The main focus of this Project Management Manual is on GEF International Waters specific requirements within projects. This covers key issues such as monitoring and evaluation including the adaptation of logframes and reporting against indicators, mainstreaming climate and gender within projects, ensuring adequate recording of co-finances, etc. The The Project Management Manual does not deal with issues that are specific to individual Implementing or Executing Agencies such as procurement or recruitment policies, but does provide links to their websites and encourages project managers to develop close working relationships with the GEF implementing/executing agencies’ staff.

From the discussions at the IWC workshop it is evident that project managers also wish to have a clearer overview of the key elements within the project and this guide also provides a check-list of the main activities at different stages of the projects together with links to IW projects that have addressed these issues.

Structure of the Manual

Following this introduction, this GEF IW Project Management Manual is formed from four parts (including as examples the following topics):

This manual is based on experiences and lessons from IW projects and is built up on the basis of this shared knowledge pool.


Every project and location is different. Project Management is about adapting approaches to the expectations, tasks and situations on the ground. So please use this Project Management Manual in the spirit of a guide and not a prescription on what you ‘must do’.

How to use the Manual

This guide is divided into four main parts:

Part 1: The GEF IW Project Philosophy. This provides the ‘new’ Project Manager or PCU staff member with a basic overview of what they need to know to ensure a satisfactory GEF IW project conclusion.

Part 2: Check-list of Action. This contains a list of the key actions that are required in the main phases of a GEF IW project. The list also provides the anticipated ‘lead’ for each action.

Part 3: GEF IW Project Management TopicsKey topics of specific relevance to GEF IW projects are addressed in more detail with information derived from practical project experiences.

Part 4: IW Project Management Case Studies. This section provides real-life GEF IW project case studies following the topics in Part 3 and using IW Project outputs.

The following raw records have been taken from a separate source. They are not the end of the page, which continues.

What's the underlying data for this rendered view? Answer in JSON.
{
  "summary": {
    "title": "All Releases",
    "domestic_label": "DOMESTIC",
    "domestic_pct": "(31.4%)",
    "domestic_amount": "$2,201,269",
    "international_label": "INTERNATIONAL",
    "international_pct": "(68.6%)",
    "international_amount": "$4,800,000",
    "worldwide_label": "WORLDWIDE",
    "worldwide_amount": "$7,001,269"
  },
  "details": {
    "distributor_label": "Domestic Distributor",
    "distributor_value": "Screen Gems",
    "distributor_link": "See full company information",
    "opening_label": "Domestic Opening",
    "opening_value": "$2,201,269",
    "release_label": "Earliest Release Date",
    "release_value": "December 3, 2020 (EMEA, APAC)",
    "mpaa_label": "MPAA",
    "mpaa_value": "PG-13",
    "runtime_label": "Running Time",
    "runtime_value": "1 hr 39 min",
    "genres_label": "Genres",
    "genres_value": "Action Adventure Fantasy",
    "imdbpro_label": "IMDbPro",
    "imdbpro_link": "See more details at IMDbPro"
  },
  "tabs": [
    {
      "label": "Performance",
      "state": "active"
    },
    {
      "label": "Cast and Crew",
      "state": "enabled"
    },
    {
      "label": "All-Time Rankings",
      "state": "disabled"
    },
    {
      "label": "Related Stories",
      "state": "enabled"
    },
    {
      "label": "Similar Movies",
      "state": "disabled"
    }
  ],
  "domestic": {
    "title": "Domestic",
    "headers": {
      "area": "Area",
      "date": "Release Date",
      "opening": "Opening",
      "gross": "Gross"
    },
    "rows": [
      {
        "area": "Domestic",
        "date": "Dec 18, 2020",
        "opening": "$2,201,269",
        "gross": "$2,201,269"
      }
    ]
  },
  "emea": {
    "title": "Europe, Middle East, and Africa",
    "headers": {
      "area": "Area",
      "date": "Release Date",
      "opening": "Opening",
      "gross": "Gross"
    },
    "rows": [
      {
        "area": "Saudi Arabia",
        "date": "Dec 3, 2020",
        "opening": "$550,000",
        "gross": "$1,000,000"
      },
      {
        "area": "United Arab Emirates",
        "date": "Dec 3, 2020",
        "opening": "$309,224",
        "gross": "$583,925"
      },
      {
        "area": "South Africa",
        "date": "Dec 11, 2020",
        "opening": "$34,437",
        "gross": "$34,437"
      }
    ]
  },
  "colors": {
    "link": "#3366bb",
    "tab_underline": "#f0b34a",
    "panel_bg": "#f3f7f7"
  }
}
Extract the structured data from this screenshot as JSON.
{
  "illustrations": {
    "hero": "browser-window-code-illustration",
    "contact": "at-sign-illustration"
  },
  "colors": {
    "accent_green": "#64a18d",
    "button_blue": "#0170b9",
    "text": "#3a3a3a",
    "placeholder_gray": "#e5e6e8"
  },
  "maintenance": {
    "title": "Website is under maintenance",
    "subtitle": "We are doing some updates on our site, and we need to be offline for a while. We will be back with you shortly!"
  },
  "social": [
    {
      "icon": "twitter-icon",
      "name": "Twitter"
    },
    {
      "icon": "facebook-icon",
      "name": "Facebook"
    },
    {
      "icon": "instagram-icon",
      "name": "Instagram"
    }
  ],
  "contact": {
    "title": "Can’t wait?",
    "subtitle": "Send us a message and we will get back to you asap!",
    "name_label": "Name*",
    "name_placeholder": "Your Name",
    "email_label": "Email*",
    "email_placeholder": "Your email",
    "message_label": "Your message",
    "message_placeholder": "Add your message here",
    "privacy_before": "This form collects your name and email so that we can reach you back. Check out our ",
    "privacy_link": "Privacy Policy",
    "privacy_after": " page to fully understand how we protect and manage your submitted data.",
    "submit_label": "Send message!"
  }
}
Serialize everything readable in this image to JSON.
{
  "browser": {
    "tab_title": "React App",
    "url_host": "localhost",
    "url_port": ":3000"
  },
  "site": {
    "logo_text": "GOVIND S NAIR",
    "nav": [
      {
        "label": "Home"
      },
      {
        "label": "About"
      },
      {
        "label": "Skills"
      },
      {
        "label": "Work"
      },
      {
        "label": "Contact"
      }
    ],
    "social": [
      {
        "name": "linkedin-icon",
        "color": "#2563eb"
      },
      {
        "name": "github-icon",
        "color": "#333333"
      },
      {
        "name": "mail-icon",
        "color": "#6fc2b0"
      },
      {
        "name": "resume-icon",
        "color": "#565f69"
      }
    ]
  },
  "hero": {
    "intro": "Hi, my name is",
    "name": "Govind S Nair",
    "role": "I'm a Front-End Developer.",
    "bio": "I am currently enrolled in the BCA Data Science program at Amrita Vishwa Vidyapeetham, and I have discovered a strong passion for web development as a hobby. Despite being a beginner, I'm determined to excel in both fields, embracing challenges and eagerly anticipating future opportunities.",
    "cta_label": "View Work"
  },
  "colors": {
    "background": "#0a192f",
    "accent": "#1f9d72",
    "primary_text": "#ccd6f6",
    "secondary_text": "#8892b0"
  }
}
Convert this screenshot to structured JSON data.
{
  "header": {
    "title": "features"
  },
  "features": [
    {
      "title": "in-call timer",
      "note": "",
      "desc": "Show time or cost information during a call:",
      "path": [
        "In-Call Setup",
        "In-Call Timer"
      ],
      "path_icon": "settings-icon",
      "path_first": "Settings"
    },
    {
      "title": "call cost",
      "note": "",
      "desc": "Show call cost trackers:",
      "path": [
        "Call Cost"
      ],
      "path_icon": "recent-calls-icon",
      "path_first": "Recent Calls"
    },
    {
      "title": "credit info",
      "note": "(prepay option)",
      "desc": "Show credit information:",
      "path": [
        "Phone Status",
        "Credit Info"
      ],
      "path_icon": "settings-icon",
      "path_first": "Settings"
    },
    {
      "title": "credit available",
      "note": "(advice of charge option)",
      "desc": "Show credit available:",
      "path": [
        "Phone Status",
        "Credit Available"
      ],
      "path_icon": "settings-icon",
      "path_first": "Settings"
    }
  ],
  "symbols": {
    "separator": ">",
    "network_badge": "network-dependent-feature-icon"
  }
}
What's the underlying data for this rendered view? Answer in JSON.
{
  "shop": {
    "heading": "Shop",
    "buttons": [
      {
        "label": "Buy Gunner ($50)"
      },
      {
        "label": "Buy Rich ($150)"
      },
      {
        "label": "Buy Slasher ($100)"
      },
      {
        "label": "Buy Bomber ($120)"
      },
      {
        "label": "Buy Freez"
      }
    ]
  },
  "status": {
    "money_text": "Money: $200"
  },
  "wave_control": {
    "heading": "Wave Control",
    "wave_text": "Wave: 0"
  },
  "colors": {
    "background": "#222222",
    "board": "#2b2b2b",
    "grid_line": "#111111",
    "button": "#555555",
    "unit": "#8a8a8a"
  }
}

Examples of Terms of References from for a range of project activities (PSCs, consultants for M&E, TDA/SAP activities, etc.) are included as a resource to guide project management teams on approaches used by other IW Projects.